The R&A and USGA have unanimously agreed to adopt a new set of rules surrounding video reviews which will eliminate viewer call-ins and additional two-shot scorecard penalities
A working group led by The R&A and the USGA has unanimously agreed to adopt a new set of protocols for video review when applying the Rules of Golf.
The group, consisting of the PGA TOUR, LPGA, PGA European Tour, Ladies European Tour and The PGA of America, as well as the governing bodies, will implement the following measures from 1 January 2018.
● Assign one or more officials to monitor the video broadcast of a competition to help identify and resolve Rules issues as they arise
● Discontinue any steps to facilitate or consider viewer call-ins as part of the Rules decision process
In addition, The R&A and the USGA have approved the adoption of a Local Rule, available from 1 January, to eliminate the additional two-stroke penalty for failing to include a penalty on the score card when the player was unaware of the penalty.
All of the organisations represented on the working group will introduce the Local Rule for 2018 and this score card penalty will be permanently removed when the modernised Rules of Golf take effect on 1 January 2019.
The R&A and the USGA established the video review working group in April to initiate a collaborative discussion on the role video footage can play when applying the Rules, including the challenges and benefits of its use and also the issues that arise from viewer call-ins.
David Rickman, Executive Director – Governance at The R&A, said, “This has clearly become an important issue in the sport that we felt we should address at this stage ahead of the implementation of the updated Rules of Golf in 2019.
“We have concluded that whilst players should continue to be penalised for all breaches of the Rules during a competition, including any that come to light after the score card is returned, an additional penalty for the score card error is not required.”
“The level of collaboration with our partners has been both vital and gratifying as we look to the future,” said Thomas Pagel, USGA senior director of the Rules of Golf and Amateur Status. “As technology has continued to evolve, it has allowed us to evolve how we operate, as well.”
The new protocols also recognise the importance of limiting video review to material obtained from the committee’s broadcast partner. Other video, such as from an individual’s smartphone or camera, will not be used under these protocols.
The new protocols and Local Rule are the latest measures announced by The R&A and the USGA to address concerns related to video evidence. In April, Decision 34-3/10 was issued to limit the use of video through the introduction of a “reasonable judgement” standard and a “naked eye” standard.
What does it all mean?
It means that Lexi Thompson, who was assessed a four-shot penalty that led to her losing the ANA Inspiration, would not have suffered the same fate.

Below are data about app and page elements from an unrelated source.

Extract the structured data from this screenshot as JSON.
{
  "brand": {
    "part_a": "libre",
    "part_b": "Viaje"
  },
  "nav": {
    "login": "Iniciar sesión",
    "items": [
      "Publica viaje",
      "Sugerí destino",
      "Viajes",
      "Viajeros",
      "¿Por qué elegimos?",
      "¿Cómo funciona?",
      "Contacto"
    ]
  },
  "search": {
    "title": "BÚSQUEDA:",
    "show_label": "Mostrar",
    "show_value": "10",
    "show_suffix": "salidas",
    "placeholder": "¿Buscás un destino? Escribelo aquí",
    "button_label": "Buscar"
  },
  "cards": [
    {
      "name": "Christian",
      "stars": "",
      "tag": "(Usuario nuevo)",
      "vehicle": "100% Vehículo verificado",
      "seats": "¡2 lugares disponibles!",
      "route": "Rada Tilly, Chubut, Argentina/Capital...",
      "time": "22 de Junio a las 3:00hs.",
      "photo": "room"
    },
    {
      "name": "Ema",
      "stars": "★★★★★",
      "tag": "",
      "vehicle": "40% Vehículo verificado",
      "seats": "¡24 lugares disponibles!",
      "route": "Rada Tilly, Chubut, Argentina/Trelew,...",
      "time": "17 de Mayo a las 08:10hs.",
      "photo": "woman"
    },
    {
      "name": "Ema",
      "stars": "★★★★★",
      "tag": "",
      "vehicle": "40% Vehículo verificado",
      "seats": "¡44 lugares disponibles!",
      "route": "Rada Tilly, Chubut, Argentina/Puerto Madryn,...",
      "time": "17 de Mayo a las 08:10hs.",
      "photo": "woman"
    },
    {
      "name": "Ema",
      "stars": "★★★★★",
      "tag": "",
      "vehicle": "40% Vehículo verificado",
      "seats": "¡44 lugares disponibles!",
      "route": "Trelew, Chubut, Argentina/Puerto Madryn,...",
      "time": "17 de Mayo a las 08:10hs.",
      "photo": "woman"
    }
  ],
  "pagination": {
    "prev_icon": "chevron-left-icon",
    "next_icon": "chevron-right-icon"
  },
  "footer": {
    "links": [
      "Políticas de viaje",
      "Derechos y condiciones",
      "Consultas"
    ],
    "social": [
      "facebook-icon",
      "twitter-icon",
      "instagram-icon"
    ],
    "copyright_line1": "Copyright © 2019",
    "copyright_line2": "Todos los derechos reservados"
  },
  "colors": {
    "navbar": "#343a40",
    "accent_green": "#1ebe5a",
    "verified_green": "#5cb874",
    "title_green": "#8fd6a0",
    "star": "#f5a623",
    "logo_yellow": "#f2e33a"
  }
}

While underway in the fourth round and holding a two-shot lead, an unidentified viewer had emailed officials about Thompson committing a possible rules infraction when she replaced her ball on a short-putt during the third round. Thompson was informed of the four-stroke penalty (to for replacing her ball incorrectly and two for signing for an incorrect scorecard) while walking to the 13th tee on Sunday.
She ended up birdieing the 13th, but despite forcing her way in to a play-off, lost the major title to So Yeon Ryu. The world of golf was up in arms, and sadly it had not been the first time an armchair referee had impacted the outcome of a tournament.
With the new rules, Thompson would have had to have been assessed the penalty by the tournament video review officials, and would not have suffered two additional penalties for unintentionally signing an incorrect scorecard.
It seems common sense has now prevailed, but how has Thompson reacted? According to GolfWeek, her agent Bobby Kreusler told her shortly after she finished playing at the QBE Shootout yesterday, and said that she has moved past it.
“Lexi analyzed what happened to her, processed it,” Kreusler said. “She lived it, and she genuinely moved on.”
"When asked how she reacted, Kreusler said that in typical Thompson fashion, there wasn’t much of one. She was mostly glad that the rules have changed so that history won’t repeat itself."